Adherent and cohesive bandages are medical dressings that are designed to be held in place by the natural elasticity of the non-woven material without the use of tape or adhesives. They are used in many different areas of medicine, including general wound care, orthopaedics, and burn management. Given their prevalence in hospitals and clinics, it’s important to know how they work and what their effects are on patient outcomes. In this article, we explore 10 important facts about adherent and cohesive bandages that will help you make informed choices about your wound care.

What are Self Adherent Cohesive Bandages?


In order to be able to provide quick relief from injury and trauma, both patients and doctors need to have access to high quality self-adherent cohesive bandages. These can be rapidly applied directly onto an affected area without actually sticking to the skin, making them ideal for a range of injuries including cuts, scrapes, burns and blisters. They can also be used as an effective wound dressing on areas such as armpits or groins which are hard to reach for individuals who suffer from back problems. If you have never used these types of bandages before, then it is important that you know what sets them apart from others.


What are Self Adherent Cohesive Bandages Made From?

Self adherent bandages are a type of bandage that have an adhesive backing to keep them in place. As mentioned above, the primary benefit of this material is that these kinds of bandages will stick to themselves without the need of any external assistance, but not to skin, ensuring a wound is left to heal. Because of their design, these types of bandages provide excellent wound care support for people who have mobility issues or those who need to keep wounds covered frequently to avoid being exposed to infection or contaminants.


When to Use Self Adherent Cohesive Bandages?

Cohesive bandages are a great choice for many different types of injuries. When it comes to choosing between self-adherent or non-self adherent cohesive bandages, there are pros and cons to each. If you’re looking for superior wound care, however, cohesive bandages might be a better option because they have more elasticity and can offer greater compression. For best results, try using both styles in different situations. You can apply cohesive options to smaller areas with less bleeding while using standard tapes for larger wounds that require more compression. Additionally, if you have sensitive skin or allergies to latex or other materials used in most adhesive bandages, cohesive bandages might be worth considering as an alternative option—or even an upgrade from your current routine.


Can You Reuse Self Adherent Cohesive Bandages?

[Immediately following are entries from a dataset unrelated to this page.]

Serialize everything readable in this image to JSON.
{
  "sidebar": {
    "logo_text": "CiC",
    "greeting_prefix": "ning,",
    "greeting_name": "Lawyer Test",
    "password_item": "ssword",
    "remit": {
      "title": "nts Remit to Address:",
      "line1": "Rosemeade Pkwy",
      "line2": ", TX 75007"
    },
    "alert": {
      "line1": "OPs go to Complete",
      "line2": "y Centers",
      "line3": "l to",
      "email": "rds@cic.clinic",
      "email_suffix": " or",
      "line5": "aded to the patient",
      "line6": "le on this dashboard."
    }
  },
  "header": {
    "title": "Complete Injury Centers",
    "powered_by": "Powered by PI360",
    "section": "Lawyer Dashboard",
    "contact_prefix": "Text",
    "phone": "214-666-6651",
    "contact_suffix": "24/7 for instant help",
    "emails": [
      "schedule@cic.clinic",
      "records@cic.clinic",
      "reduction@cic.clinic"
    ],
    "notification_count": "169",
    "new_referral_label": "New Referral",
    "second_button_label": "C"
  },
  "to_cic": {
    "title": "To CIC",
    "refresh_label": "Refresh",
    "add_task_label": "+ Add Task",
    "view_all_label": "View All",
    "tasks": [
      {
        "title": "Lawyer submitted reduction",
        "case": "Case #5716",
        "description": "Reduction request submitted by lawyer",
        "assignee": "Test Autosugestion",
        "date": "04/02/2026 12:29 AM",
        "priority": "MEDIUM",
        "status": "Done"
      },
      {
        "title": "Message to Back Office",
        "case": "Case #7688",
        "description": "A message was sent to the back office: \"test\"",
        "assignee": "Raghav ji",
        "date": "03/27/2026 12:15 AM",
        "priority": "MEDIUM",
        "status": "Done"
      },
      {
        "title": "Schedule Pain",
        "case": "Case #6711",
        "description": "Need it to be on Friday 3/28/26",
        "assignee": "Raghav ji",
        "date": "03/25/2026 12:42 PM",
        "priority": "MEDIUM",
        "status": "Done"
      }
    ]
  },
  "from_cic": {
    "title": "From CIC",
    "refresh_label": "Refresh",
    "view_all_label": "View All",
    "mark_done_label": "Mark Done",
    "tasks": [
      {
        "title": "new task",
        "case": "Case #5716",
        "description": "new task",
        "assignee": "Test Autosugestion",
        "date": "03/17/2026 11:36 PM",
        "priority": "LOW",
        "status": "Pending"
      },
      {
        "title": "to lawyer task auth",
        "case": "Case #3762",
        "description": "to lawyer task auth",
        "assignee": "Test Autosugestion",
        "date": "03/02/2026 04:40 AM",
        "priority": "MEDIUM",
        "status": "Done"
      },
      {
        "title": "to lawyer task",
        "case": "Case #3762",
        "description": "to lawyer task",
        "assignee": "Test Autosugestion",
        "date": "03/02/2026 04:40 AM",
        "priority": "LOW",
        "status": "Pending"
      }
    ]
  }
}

Though it’s a common practice, medical experts say you should never reuse self-adherent or cohesive bandages. Both types of bandages utilize a layer of an acrylic adhesive that sticks to itself and not your skin. The more times you use them, however, the weaker that adhesive becomes. Once it loses its ability to stick firmly to your skin, you’re much more likely to suffer a cut or injury from bandage slipping during application. Even if they haven’t been worn yet, don’t store self-adherent and cohesive bandages where they can be affected by high heat; temperature changes cause premature deterioration in both types of adhesives used in these products.


How Long Do Self Adherent Cohesive Bandages Last?

Lasting quality is a consideration for any kind of medical or wound care product. It’s unlikely that a bandage will be worn out by simply being wrapped around an area of your body, and they last for days or even weeks depending on how heavily you use them and where they’re applied. It will be important to change your dressing every day or two so that you don’t get an infection, especially if your wound is moist or dirty. In fact, it is also a good idea to change your bandage even if it isn’t dirty or if you haven’t noticed any signs of infection—it is better to be safe than sorry! That being said, in terms of durability and longevity, cohesive bandages are hard to beat.